European stocks are expected to open moderately lower on Friday following a lower open on Wall Street and a mixed session in Asia.

Close-up of a pen on stock price chart
Close-up of a pen on stock price chart

The major focus of the session will be Fed Chairman Ben Bernanke’s speech at the annual Jackson Hole meeting.

Bernanke, who will speak at 16:00 CET, will be the main focus of markets as investors wait to see if he will indicate the Fed is ready to use more unconventional measures to try and kick start the economy.

On Thursday Federal Reserve Bank of Kansas City President Thomas Hoenig told CNBC that he does not believe a third round of quantitative easing is a good idea.

"I was not in favour of QE2, so it would be inconsistent on my part for me (to think) QE3 would be a good idea," Hoenig said in an interview with Steve Liesman.

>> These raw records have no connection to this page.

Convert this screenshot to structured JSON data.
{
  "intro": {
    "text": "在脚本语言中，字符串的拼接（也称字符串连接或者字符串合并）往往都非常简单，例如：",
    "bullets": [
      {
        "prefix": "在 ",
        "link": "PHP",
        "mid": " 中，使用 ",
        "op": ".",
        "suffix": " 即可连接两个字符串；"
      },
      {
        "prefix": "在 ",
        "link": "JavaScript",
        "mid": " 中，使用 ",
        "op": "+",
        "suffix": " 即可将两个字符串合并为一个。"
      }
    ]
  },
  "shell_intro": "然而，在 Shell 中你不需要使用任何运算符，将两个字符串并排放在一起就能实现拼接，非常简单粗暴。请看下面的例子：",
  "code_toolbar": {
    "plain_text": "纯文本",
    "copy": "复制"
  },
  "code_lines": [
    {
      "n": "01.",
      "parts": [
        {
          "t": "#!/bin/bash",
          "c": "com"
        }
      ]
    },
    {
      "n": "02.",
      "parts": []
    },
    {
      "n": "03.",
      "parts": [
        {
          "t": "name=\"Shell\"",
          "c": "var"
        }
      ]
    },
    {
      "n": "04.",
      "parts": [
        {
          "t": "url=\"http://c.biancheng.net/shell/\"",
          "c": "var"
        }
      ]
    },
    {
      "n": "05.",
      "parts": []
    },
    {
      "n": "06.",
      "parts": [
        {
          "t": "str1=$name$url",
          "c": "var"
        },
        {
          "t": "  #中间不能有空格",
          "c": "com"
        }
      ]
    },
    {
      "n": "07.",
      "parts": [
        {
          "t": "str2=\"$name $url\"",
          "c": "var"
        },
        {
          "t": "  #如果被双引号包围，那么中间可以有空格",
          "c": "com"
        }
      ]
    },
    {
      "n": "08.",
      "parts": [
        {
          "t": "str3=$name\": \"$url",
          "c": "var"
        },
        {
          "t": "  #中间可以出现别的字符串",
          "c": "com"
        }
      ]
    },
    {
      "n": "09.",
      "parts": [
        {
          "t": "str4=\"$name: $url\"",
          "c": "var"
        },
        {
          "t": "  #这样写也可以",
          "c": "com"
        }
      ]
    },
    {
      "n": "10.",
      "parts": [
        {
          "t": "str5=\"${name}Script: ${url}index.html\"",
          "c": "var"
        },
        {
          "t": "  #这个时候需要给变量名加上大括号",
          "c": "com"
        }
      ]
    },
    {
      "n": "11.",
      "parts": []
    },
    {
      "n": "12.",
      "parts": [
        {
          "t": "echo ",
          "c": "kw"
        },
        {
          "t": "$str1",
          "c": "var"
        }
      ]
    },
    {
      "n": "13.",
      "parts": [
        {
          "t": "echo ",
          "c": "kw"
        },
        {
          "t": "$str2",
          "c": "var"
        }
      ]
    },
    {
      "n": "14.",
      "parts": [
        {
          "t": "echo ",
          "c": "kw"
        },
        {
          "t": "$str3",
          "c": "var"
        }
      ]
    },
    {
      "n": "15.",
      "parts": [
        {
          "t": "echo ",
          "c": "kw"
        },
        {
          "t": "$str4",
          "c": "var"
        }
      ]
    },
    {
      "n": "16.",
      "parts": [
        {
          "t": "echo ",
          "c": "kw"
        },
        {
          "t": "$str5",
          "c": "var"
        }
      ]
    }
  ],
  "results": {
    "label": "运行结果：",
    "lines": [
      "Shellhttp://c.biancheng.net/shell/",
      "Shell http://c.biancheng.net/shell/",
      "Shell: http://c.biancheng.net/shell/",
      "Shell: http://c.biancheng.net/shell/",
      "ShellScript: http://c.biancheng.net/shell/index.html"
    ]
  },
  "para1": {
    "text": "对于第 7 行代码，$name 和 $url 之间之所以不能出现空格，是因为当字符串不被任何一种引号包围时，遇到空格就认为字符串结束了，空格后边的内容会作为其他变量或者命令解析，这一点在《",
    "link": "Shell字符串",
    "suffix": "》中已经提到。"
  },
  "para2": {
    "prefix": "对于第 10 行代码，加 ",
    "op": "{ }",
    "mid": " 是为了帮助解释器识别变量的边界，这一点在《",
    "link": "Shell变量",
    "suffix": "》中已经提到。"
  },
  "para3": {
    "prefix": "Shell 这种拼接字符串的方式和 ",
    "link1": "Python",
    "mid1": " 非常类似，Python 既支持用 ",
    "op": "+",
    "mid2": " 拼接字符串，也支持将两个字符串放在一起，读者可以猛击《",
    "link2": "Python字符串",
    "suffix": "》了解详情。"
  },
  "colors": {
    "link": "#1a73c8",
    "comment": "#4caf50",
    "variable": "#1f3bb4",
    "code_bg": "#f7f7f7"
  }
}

Hoenig also made clear he is not in favour of the decision to promise low rates for an extended period.

CNBC will speak to Charles Plosser, the President of the Philadelphia Fed at 14:00 CET.

Economist Nouriel Roubini believes QE3 is coming, no matter what Bernanke says today.

In an interview with CNBC he said policy makers are running out of options.

"The reality is that we are headed toward a recession and we are running out of policy bullets," Roubini told CNBC in an interview.

"One of the few policy bullets left is more monetary policy easing or quantitative easing."

Late on Thursday regulators Spain, Italy, France and Belgium extended the short selling ban, saying that it was still necessary to calm market volatility.

The head of a leading hedge fund lobby group said the ban , aimed at curbing short-sellers, was misguided.

"Short-selling was not the reason bank share prices were under pressure and banning it has not relieved that pressure," said Andrew Baker, chief executive of the Alternative Investment Management Association in an interview with Reuters.

In Spain in the early hours the government put out a statement saying the main opposition party had agreed to add limits to public deficits and debt to the constitution.